This case was prepared by Nisrine Danaf and Rebecca Spohrer (University of Geneva, HEC, IOMBA), and Simon Hagemann. The field research and compilation of this case was made possible by financial and logistical support from the Global Alliance for Improved Nutrition and Cargill India Private Limited. The authors would like to thank the following people for their time and invaluable contributions to their research: Siraj Chaudhry, Country Head Ishteyaque Amjad, Director, Corporate Affairs S. Viraraghavan- Sales & Marketing Director Shailesh Khurana, Head, Marketing and Regional Business Manager Ravi Parmeshwar, Head, HR Ajay Sudevan, Head Sales Development John Joseph, General Manager, Operations Cargill Cares Council members Kandla plant employees Gurgaon office employees Sumi Sood Rita Kabra Anu Malhotra Shobha Jain Gina Saini Matthew Mcilvenna, Deputy Country Director, World Food Program, India Gunjan Kohli, Donor Relations Assistant, World Food Programme, India Kuldip Nar, Managing Director, AidMatrix Angela Nar, Vice President Programmes, Aidmatrix Rekha Sinha, Executive Director, International Life Sciences Institute (ILSI), New Delhi Anku Nath, Director, Trade Policy Advocacy, USIBC Manish Agarwal Ajay Sharma Rajiv Joshi, Category Head Staples, Spencers Gurgaon Kirstin Wulczyn, Associate, Business Alliance, GAIN Ruchika Sachdeva, Partnerships Associate, GAIN India

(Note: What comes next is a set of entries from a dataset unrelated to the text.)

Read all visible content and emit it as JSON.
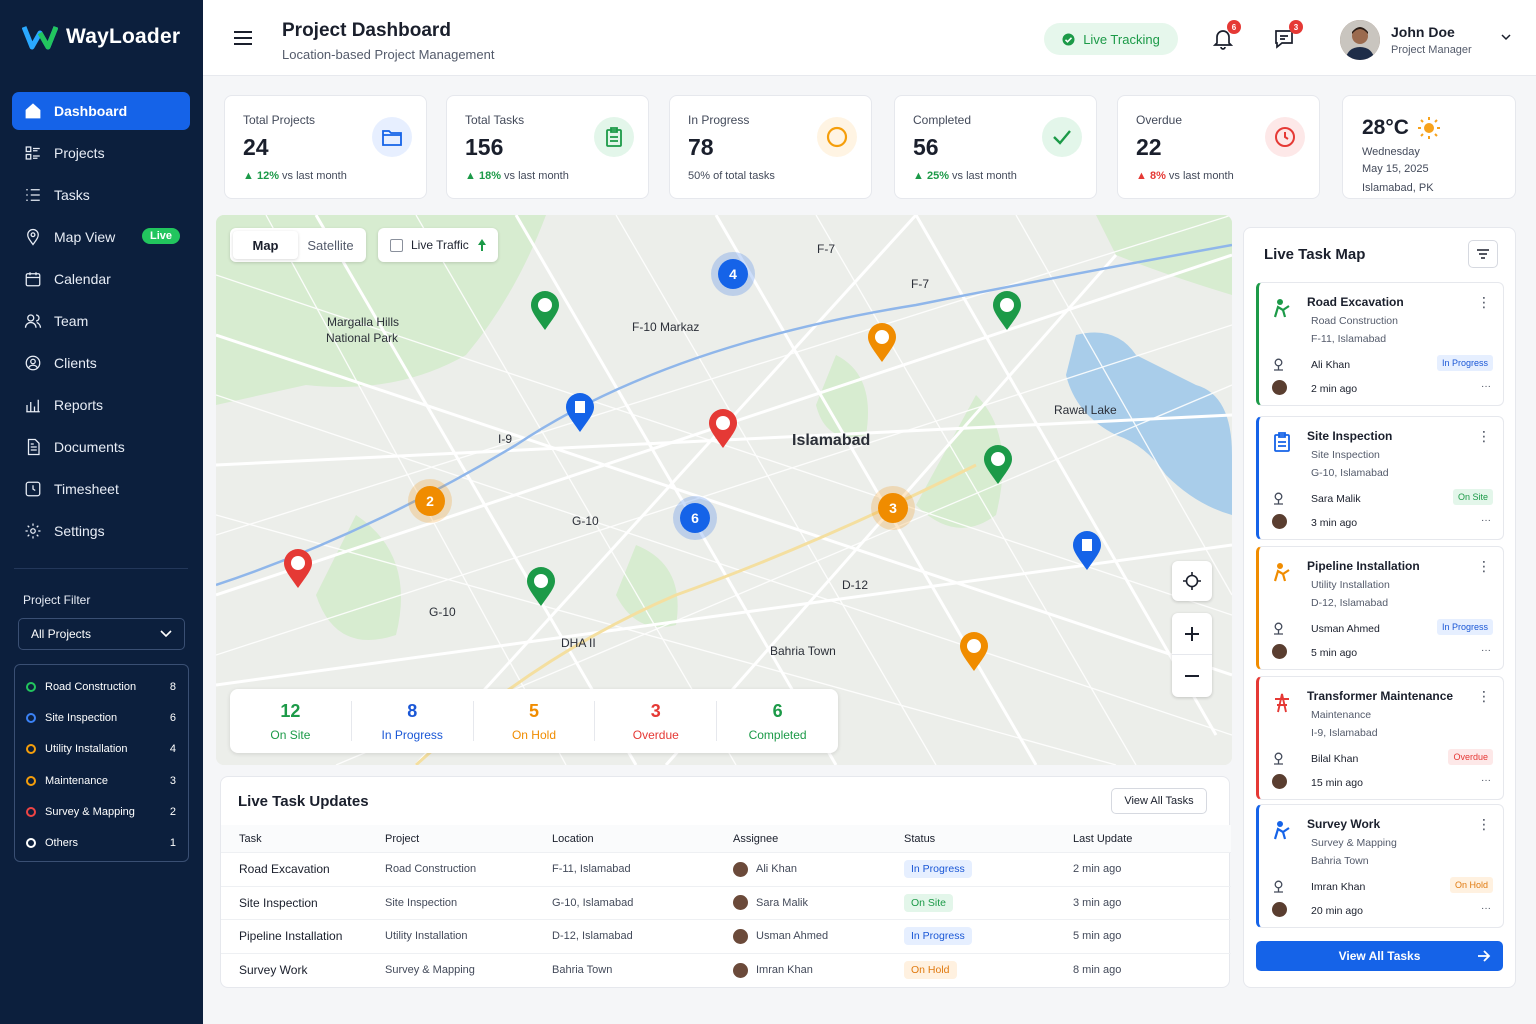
{
  "app": {
    "name": "WayLoader"
  },
  "sidebar": {
    "items": [
      {
        "label": "Dashboard",
        "icon": "home-icon",
        "active": true
      },
      {
        "label": "Projects",
        "icon": "projects-icon"
      },
      {
        "label": "Tasks",
        "icon": "tasks-icon"
      },
      {
        "label": "Map View",
        "icon": "map-pin-icon",
        "badge": "Live"
      },
      {
        "label": "Calendar",
        "icon": "calendar-icon"
      },
      {
        "label": "Team",
        "icon": "team-icon"
      },
      {
        "label": "Clients",
        "icon": "clients-icon"
      },
      {
        "label": "Reports",
        "icon": "reports-icon"
      },
      {
        "label": "Documents",
        "icon": "documents-icon"
      },
      {
        "label": "Timesheet",
        "icon": "timesheet-icon"
      },
      {
        "label": "Settings",
        "icon": "settings-icon"
      }
    ],
    "project_filter": {
      "title": "Project Filter",
      "selected": "All Projects",
      "items": [
        {
          "label": "Road Construction",
          "count": "8",
          "color": "#22c55e"
        },
        {
          "label": "Site Inspection",
          "count": "6",
          "color": "#3b82f6"
        },
        {
          "label": "Utility Installation",
          "count": "4",
          "color": "#f59e0b"
        },
        {
          "label": "Maintenance",
          "count": "3",
          "color": "#f59e0b"
        },
        {
          "label": "Survey & Mapping",
          "count": "2",
          "color": "#ef4444"
        },
        {
          "label": "Others",
          "count": "1",
          "color": "#ffffff"
        }
      ]
    }
  },
  "header": {
    "title": "Project Dashboard",
    "subtitle": "Location-based Project Management",
    "live_tracking": "Live Tracking",
    "notifications": "6",
    "messages": "3",
    "user": {
      "name": "John Doe",
      "role": "Project Manager"
    }
  },
  "stats": [
    {
      "label": "Total Projects",
      "value": "24",
      "trend": "12%",
      "trend_text": "vs last month",
      "dir": "up",
      "color": "#1563e8",
      "bg": "#e7efff"
    },
    {
      "label": "Total Tasks",
      "value": "156",
      "trend": "18%",
      "trend_text": "vs last month",
      "dir": "up",
      "color": "#1c9a48",
      "bg": "#e3f6ea"
    },
    {
      "label": "In Progress",
      "value": "78",
      "trend": "",
      "trend_text": "50% of total tasks",
      "dir": "none",
      "color": "#f59e0b",
      "bg": "#fff4e3"
    },
    {
      "label": "Completed",
      "value": "56",
      "trend": "25%",
      "trend_text": "vs last month",
      "dir": "up",
      "color": "#1c9a48",
      "bg": "#e3f6ea"
    },
    {
      "label": "Overdue",
      "value": "22",
      "trend": "8%",
      "trend_text": "vs last month",
      "dir": "down",
      "color": "#e53935",
      "bg": "#fde8e8"
    }
  ],
  "weather": {
    "temp": "28°C",
    "day": "Wednesday",
    "date": "May 15, 2025",
    "location": "Islamabad, PK"
  },
  "map": {
    "tabs": [
      "Map",
      "Satellite"
    ],
    "live_traffic": "Live Traffic",
    "labels": [
      {
        "text": "F-7"
      },
      {
        "text": "F-7"
      },
      {
        "text": "Margalla Hills"
      },
      {
        "text": "National Park"
      },
      {
        "text": "F-10 Markaz"
      },
      {
        "text": "Rawal Lake"
      },
      {
        "text": "I-9"
      },
      {
        "text": "Islamabad"
      },
      {
        "text": "G-10"
      },
      {
        "text": "D-12"
      },
      {
        "text": "G-10"
      },
      {
        "text": "DHA II"
      },
      {
        "text": "Bahria Town"
      }
    ],
    "clusters": [
      "4",
      "2",
      "6",
      "3"
    ],
    "summary": [
      {
        "value": "12",
        "label": "On Site",
        "color": "#1c9a48"
      },
      {
        "value": "8",
        "label": "In Progress",
        "color": "#1a57d6"
      },
      {
        "value": "5",
        "label": "On Hold",
        "color": "#f08c00"
      },
      {
        "value": "3",
        "label": "Overdue",
        "color": "#e53935"
      },
      {
        "value": "6",
        "label": "Completed",
        "color": "#1c9a48"
      }
    ]
  },
  "updates": {
    "title": "Live Task Updates",
    "view_all": "View All Tasks",
    "columns": [
      "Task",
      "Project",
      "Location",
      "Assignee",
      "Status",
      "Last Update"
    ],
    "rows": [
      {
        "task": "Road Excavation",
        "project": "Road Construction",
        "location": "F-11, Islamabad",
        "assignee": "Ali Khan",
        "status": "In Progress",
        "time": "2 min ago"
      },
      {
        "task": "Site Inspection",
        "project": "Site Inspection",
        "location": "G-10, Islamabad",
        "assignee": "Sara Malik",
        "status": "On Site",
        "time": "3 min ago"
      },
      {
        "task": "Pipeline Installation",
        "project": "Utility Installation",
        "location": "D-12, Islamabad",
        "assignee": "Usman Ahmed",
        "status": "In Progress",
        "time": "5 min ago"
      },
      {
        "task": "Survey Work",
        "project": "Survey & Mapping",
        "location": "Bahria Town",
        "assignee": "Imran Khan",
        "status": "On Hold",
        "time": "8 min ago"
      }
    ]
  },
  "panel": {
    "title": "Live Task Map",
    "button": "View All Tasks",
    "cards": [
      {
        "title": "Road Excavation",
        "project": "Road Construction",
        "location": "F-11, Islamabad",
        "assignee": "Ali Khan",
        "status": "In Progress",
        "time": "2 min ago",
        "color": "#1c9a48"
      },
      {
        "title": "Site Inspection",
        "project": "Site Inspection",
        "location": "G-10, Islamabad",
        "assignee": "Sara Malik",
        "status": "On Site",
        "time": "3 min ago",
        "color": "#1563e8"
      },
      {
        "title": "Pipeline Installation",
        "project": "Utility Installation",
        "location": "D-12, Islamabad",
        "assignee": "Usman Ahmed",
        "status": "In Progress",
        "time": "5 min ago",
        "color": "#f08c00"
      },
      {
        "title": "Transformer Maintenance",
        "project": "Maintenance",
        "location": "I-9, Islamabad",
        "assignee": "Bilal Khan",
        "status": "Overdue",
        "time": "15 min ago",
        "color": "#e53935"
      },
      {
        "title": "Survey Work",
        "project": "Survey & Mapping",
        "location": "Bahria Town",
        "assignee": "Imran Khan",
        "status": "On Hold",
        "time": "20 min ago",
        "color": "#1563e8"
      }
    ]
  }
}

Gragnolati, M., Shekar, M., Das Gupta, M., Bredenkamp, C., and Lee, Y. Indias Undernourished Children: A Call for Reform and Action. HNP Discussion Paper, August, 2005. 2 Gragnolati, M., Shekar, M., Das Gupta, M., Bredenkamp, C., and Lee, Y. Indias Undernourished Children: A Call for Reform and Action. HNP Discussion Paper, August, 2005. 3 Rao, V. Tackling Indias Malnutrition Problem, Economic Times Mumbai, June 18, 2009 4 Subclinical VAD, defined by a serum retinol concentration of less than 0.7 mol/L, is associated with increased vulnerability to a variety of infectious diseases and, therefore, an increased risk of mortality and morbidity among young children and pregnant women. 5 Gragnolati, M., Shekar, M., Das Gupta, M., Bredenkamp, C., and Lee, Y. Indias Undernourished Children: A Call for Reform and Action. HNP Discussion Paper, August, 2005. 6 Alok Sachan. Vitamin D Deficiency in pregnant women. Department of Endocrinology, Sri Venkateswara Institute of Medical Sciences, Tirupati) 7 Cargill Nourishing People Nourishing India write up 8 Ramesh, P. and Murughan, M. Edible Oil Consumption in India. Asia and Middle East Food Trade Journal (AMEFT), March 2008, p. 3. 9 Cargill Nourishing People, Nourishing India Power Point Presentation